The Christian teaching does not offer a choice between fulfillment and sacrifice but rather mutual fulfillment through mutual sacrifice. Jesus gave Himself up; He died to Himself to save us and make us His. Now we give ourselves up, we die to ourselves, first when we repent and believe the Gospel, and later as we submit to His will day by day. Subordinating ourselves to Him, however, is safe, because He has already showed that He was willing to go to hell and back for us. This banishes fears that loving surrender means loss of oneself.

The Gospel gives the power and pattern for your marriage.

1. The experience of marriage will unveil the beauty and depths of the Gospel to you. It will drive you further into reliance on it.

2. A greater understanding of the Gospel will help you experience deeper and deeper union with each other as the years go on.

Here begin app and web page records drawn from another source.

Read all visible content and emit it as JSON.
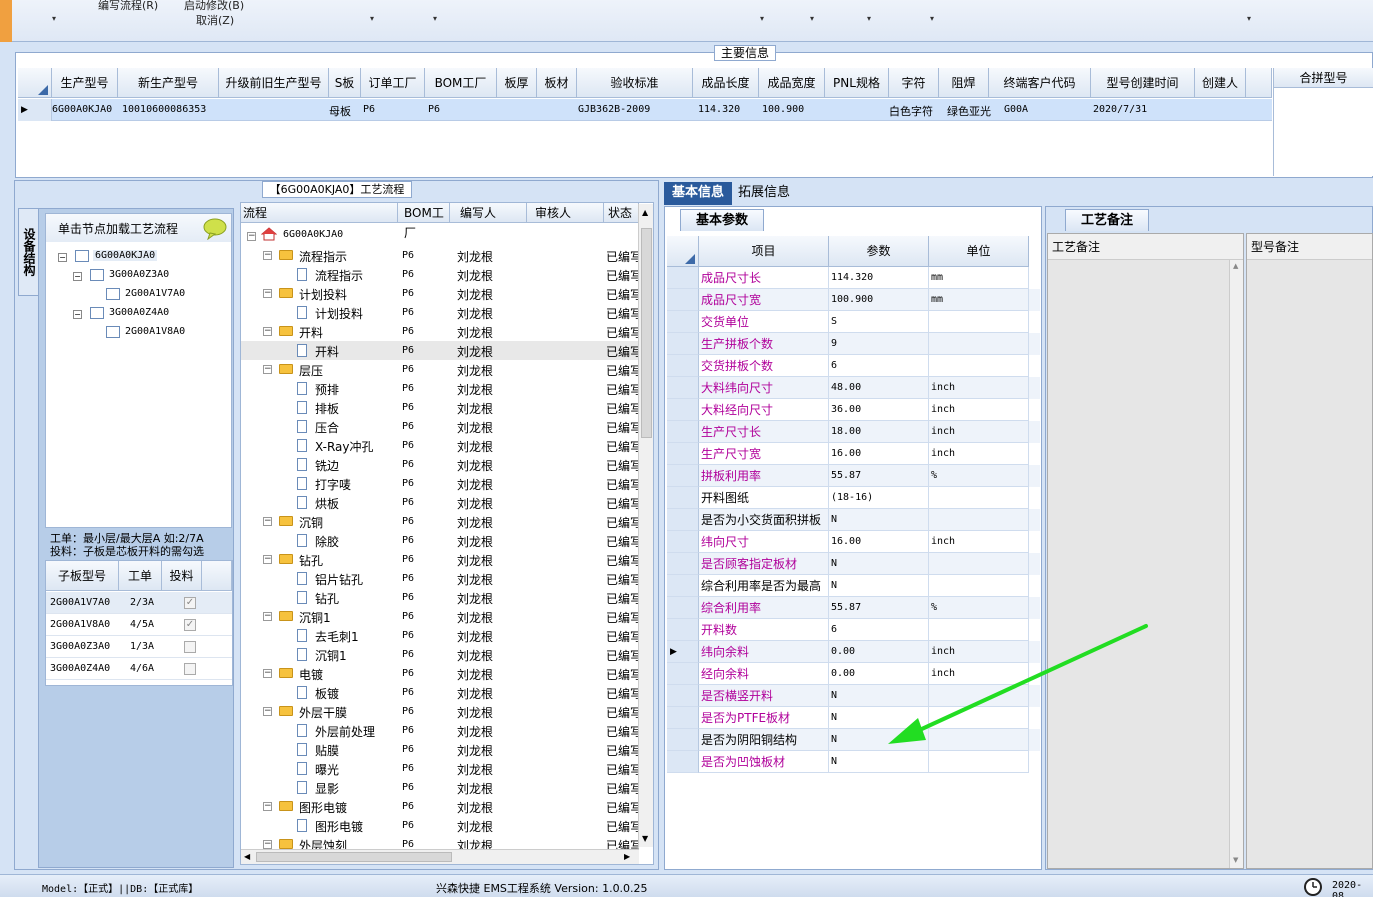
{
  "toolbar": {
    "items": [
      "编写流程(R)",
      "启动修改(B)",
      "取消(Z)"
    ],
    "dropdown_glyph": "▾"
  },
  "main_info": {
    "title": "主要信息",
    "columns": [
      "生产型号",
      "新生产型号",
      "升级前旧生产型号",
      "S板",
      "订单工厂",
      "BOM工厂",
      "板厚",
      "板材",
      "验收标准",
      "成品长度",
      "成品宽度",
      "PNL规格",
      "字符",
      "阻焊",
      "终端客户代码",
      "型号创建时间",
      "创建人"
    ],
    "row": [
      "6G00A0KJA0",
      "10010600086353",
      "",
      "母板",
      "P6",
      "P6",
      "",
      "",
      "GJB362B-2009",
      "114.320",
      "100.900",
      "",
      "白色字符",
      "绿色亚光",
      "G00A",
      "2020/7/31",
      ""
    ],
    "merge_header": "合拼型号"
  },
  "structure": {
    "vertical_tab": "设备结构",
    "hint": "单击节点加载工艺流程",
    "tree": [
      {
        "label": "6G00A0KJA0",
        "level": 0
      },
      {
        "label": "3G00A0Z3A0",
        "level": 1
      },
      {
        "label": "2G00A1V7A0",
        "level": 2
      },
      {
        "label": "3G00A0Z4A0",
        "level": 1
      },
      {
        "label": "2G00A1V8A0",
        "level": 2
      }
    ],
    "note_line1": "工单：最小层/最大层A 如:2/7A",
    "note_line2": "投料：子板是芯板开料的需勾选",
    "child_columns": [
      "子板型号",
      "工单",
      "投料"
    ],
    "child_rows": [
      {
        "model": "2G00A1V7A0",
        "order": "2/3A",
        "checked": true
      },
      {
        "model": "2G00A1V8A0",
        "order": "4/5A",
        "checked": true
      },
      {
        "model": "3G00A0Z3A0",
        "order": "1/3A",
        "checked": false
      },
      {
        "model": "3G00A0Z4A0",
        "order": "4/6A",
        "checked": false
      }
    ]
  },
  "flow": {
    "title": "【6G00A0KJA0】工艺流程",
    "columns": [
      "流程",
      "BOM工厂",
      "编写人",
      "审核人",
      "状态"
    ],
    "root": "6G00A0KJA0",
    "rows": [
      {
        "label": "流程指示",
        "folder": true,
        "bom": "P6",
        "writer": "刘龙根",
        "status": "已编写"
      },
      {
        "label": "流程指示",
        "folder": false,
        "bom": "P6",
        "writer": "刘龙根",
        "status": "已编写"
      },
      {
        "label": "计划投料",
        "folder": true,
        "bom": "P6",
        "writer": "刘龙根",
        "status": "已编写"
      },
      {
        "label": "计划投料",
        "folder": false,
        "bom": "P6",
        "writer": "刘龙根",
        "status": "已编写"
      },
      {
        "label": "开料",
        "folder": true,
        "bom": "P6",
        "writer": "刘龙根",
        "status": "已编写"
      },
      {
        "label": "开料",
        "folder": false,
        "bom": "P6",
        "writer": "刘龙根",
        "status": "已编写",
        "selected": true
      },
      {
        "label": "层压",
        "folder": true,
        "bom": "P6",
        "writer": "刘龙根",
        "status": "已编写"
      },
      {
        "label": "预排",
        "folder": false,
        "bom": "P6",
        "writer": "刘龙根",
        "status": "已编写"
      },
      {
        "label": "排板",
        "folder": false,
        "bom": "P6",
        "writer": "刘龙根",
        "status": "已编写"
      },
      {
        "label": "压合",
        "folder": false,
        "bom": "P6",
        "writer": "刘龙根",
        "status": "已编写"
      },
      {
        "label": "X-Ray冲孔",
        "folder": false,
        "bom": "P6",
        "writer": "刘龙根",
        "status": "已编写"
      },
      {
        "label": "铣边",
        "folder": false,
        "bom": "P6",
        "writer": "刘龙根",
        "status": "已编写"
      },
      {
        "label": "打字唛",
        "folder": false,
        "bom": "P6",
        "writer": "刘龙根",
        "status": "已编写"
      },
      {
        "label": "烘板",
        "folder": false,
        "bom": "P6",
        "writer": "刘龙根",
        "status": "已编写"
      },
      {
        "label": "沉铜",
        "folder": true,
        "bom": "P6",
        "writer": "刘龙根",
        "status": "已编写"
      },
      {
        "label": "除胶",
        "folder": false,
        "bom": "P6",
        "writer": "刘龙根",
        "status": "已编写"
      },
      {
        "label": "钻孔",
        "folder": true,
        "bom": "P6",
        "writer": "刘龙根",
        "status": "已编写"
      },
      {
        "label": "铝片钻孔",
        "folder": false,
        "bom": "P6",
        "writer": "刘龙根",
        "status": "已编写"
      },
      {
        "label": "钻孔",
        "folder": false,
        "bom": "P6",
        "writer": "刘龙根",
        "status": "已编写"
      },
      {
        "label": "沉铜1",
        "folder": true,
        "bom": "P6",
        "writer": "刘龙根",
        "status": "已编写"
      },
      {
        "label": "去毛刺1",
        "folder": false,
        "bom": "P6",
        "writer": "刘龙根",
        "status": "已编写"
      },
      {
        "label": "沉铜1",
        "folder": false,
        "bom": "P6",
        "writer": "刘龙根",
        "status": "已编写"
      },
      {
        "label": "电镀",
        "folder": true,
        "bom": "P6",
        "writer": "刘龙根",
        "status": "已编写"
      },
      {
        "label": "板镀",
        "folder": false,
        "bom": "P6",
        "writer": "刘龙根",
        "status": "已编写"
      },
      {
        "label": "外层干膜",
        "folder": true,
        "bom": "P6",
        "writer": "刘龙根",
        "status": "已编写"
      },
      {
        "label": "外层前处理",
        "folder": false,
        "bom": "P6",
        "writer": "刘龙根",
        "status": "已编写"
      },
      {
        "label": "贴膜",
        "folder": false,
        "bom": "P6",
        "writer": "刘龙根",
        "status": "已编写"
      },
      {
        "label": "曝光",
        "folder": false,
        "bom": "P6",
        "writer": "刘龙根",
        "status": "已编写"
      },
      {
        "label": "显影",
        "folder": false,
        "bom": "P6",
        "writer": "刘龙根",
        "status": "已编写"
      },
      {
        "label": "图形电镀",
        "folder": true,
        "bom": "P6",
        "writer": "刘龙根",
        "status": "已编写"
      },
      {
        "label": "图形电镀",
        "folder": false,
        "bom": "P6",
        "writer": "刘龙根",
        "status": "已编写"
      },
      {
        "label": "外层蚀刻",
        "folder": true,
        "bom": "P6",
        "writer": "刘龙根",
        "status": "已编写"
      }
    ]
  },
  "right_tabs": {
    "active": "基本信息",
    "other": "拓展信息"
  },
  "basic_params": {
    "title": "基本参数",
    "columns": [
      "项目",
      "参数",
      "单位"
    ],
    "rows": [
      {
        "item": "成品尺寸长",
        "value": "114.320",
        "unit": "mm",
        "color": "#b0009a"
      },
      {
        "item": "成品尺寸宽",
        "value": "100.900",
        "unit": "mm",
        "color": "#b0009a"
      },
      {
        "item": "交货单位",
        "value": "S",
        "unit": "",
        "color": "#b0009a"
      },
      {
        "item": "生产拼板个数",
        "value": "9",
        "unit": "",
        "color": "#b0009a"
      },
      {
        "item": "交货拼板个数",
        "value": "6",
        "unit": "",
        "color": "#b0009a"
      },
      {
        "item": "大料纬向尺寸",
        "value": "48.00",
        "unit": "inch",
        "color": "#b0009a"
      },
      {
        "item": "大料经向尺寸",
        "value": "36.00",
        "unit": "inch",
        "color": "#b0009a"
      },
      {
        "item": "生产尺寸长",
        "value": "18.00",
        "unit": "inch",
        "color": "#b0009a"
      },
      {
        "item": "生产尺寸宽",
        "value": "16.00",
        "unit": "inch",
        "color": "#b0009a"
      },
      {
        "item": "拼板利用率",
        "value": "55.87",
        "unit": "%",
        "color": "#b0009a"
      },
      {
        "item": "开料图纸",
        "value": "(18-16)",
        "unit": "",
        "color": "#000000"
      },
      {
        "item": "是否为小交货面积拼板",
        "value": "N",
        "unit": "",
        "color": "#000000"
      },
      {
        "item": "纬向尺寸",
        "value": "16.00",
        "unit": "inch",
        "color": "#b0009a"
      },
      {
        "item": "是否顾客指定板材",
        "value": "N",
        "unit": "",
        "color": "#b0009a"
      },
      {
        "item": "综合利用率是否为最高",
        "value": "N",
        "unit": "",
        "color": "#000000"
      },
      {
        "item": "综合利用率",
        "value": "55.87",
        "unit": "%",
        "color": "#b0009a"
      },
      {
        "item": "开料数",
        "value": "6",
        "unit": "",
        "color": "#b0009a"
      },
      {
        "item": "纬向余料",
        "value": "0.00",
        "unit": "inch",
        "color": "#b0009a",
        "current": true
      },
      {
        "item": "经向余料",
        "value": "0.00",
        "unit": "inch",
        "color": "#b0009a"
      },
      {
        "item": "是否横竖开料",
        "value": "N",
        "unit": "",
        "color": "#b0009a"
      },
      {
        "item": "是否为PTFE板材",
        "value": "N",
        "unit": "",
        "color": "#b0009a"
      },
      {
        "item": "是否为阴阳铜结构",
        "value": "N",
        "unit": "",
        "color": "#000000"
      },
      {
        "item": "是否为凹蚀板材",
        "value": "N",
        "unit": "",
        "color": "#b0009a"
      }
    ]
  },
  "craft_notes": {
    "title": "工艺备注",
    "col_a": "工艺备注",
    "col_b": "型号备注"
  },
  "status": {
    "model_db": "Model:【正式】||DB:【正式库】",
    "app_name": "兴森快捷 EMS工程系统 Version: 1.0.0.25",
    "date": "2020-08"
  },
  "annotation_color": "#22dd22"
}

Marriage is a major vehicle for the Gospel’s remaking of your heart from the inside out and your life from the ground up.

The reason that marriage is so painful and yet wonderful is because it is a reflection of the Gospel, which is painful and wonderful at once. The Gospel is this: we are more sinful and flawed in ourselves than we ever dared believe, yet at the very same time; we are more loved and accepted in Jesus Christ than we ever dared hope. This is the only kind of relationship that will transform us.

Love without truth is sentimentality; it supports and affirms us but keeps us in denial about our flaws.

Truth without love is harshness; it gives us information but in such a way that we cannot really hear it.

God’s saving love in Christ, however is marked by both radical truthfulness about who we are and yet also radical, unconditional commitment to us. The merciful commitment strengthens us to see the truth about ourselves and repent. The commitment and repentance moves us to cling to and rest in God’s mercy and grace.

Tim Keller

The hard times of marriage drive us to experience more of this transforming love of God.

The Gospel can fill our hearts with God’s love so that you can handle it when your spouse fails to love you as he or she should.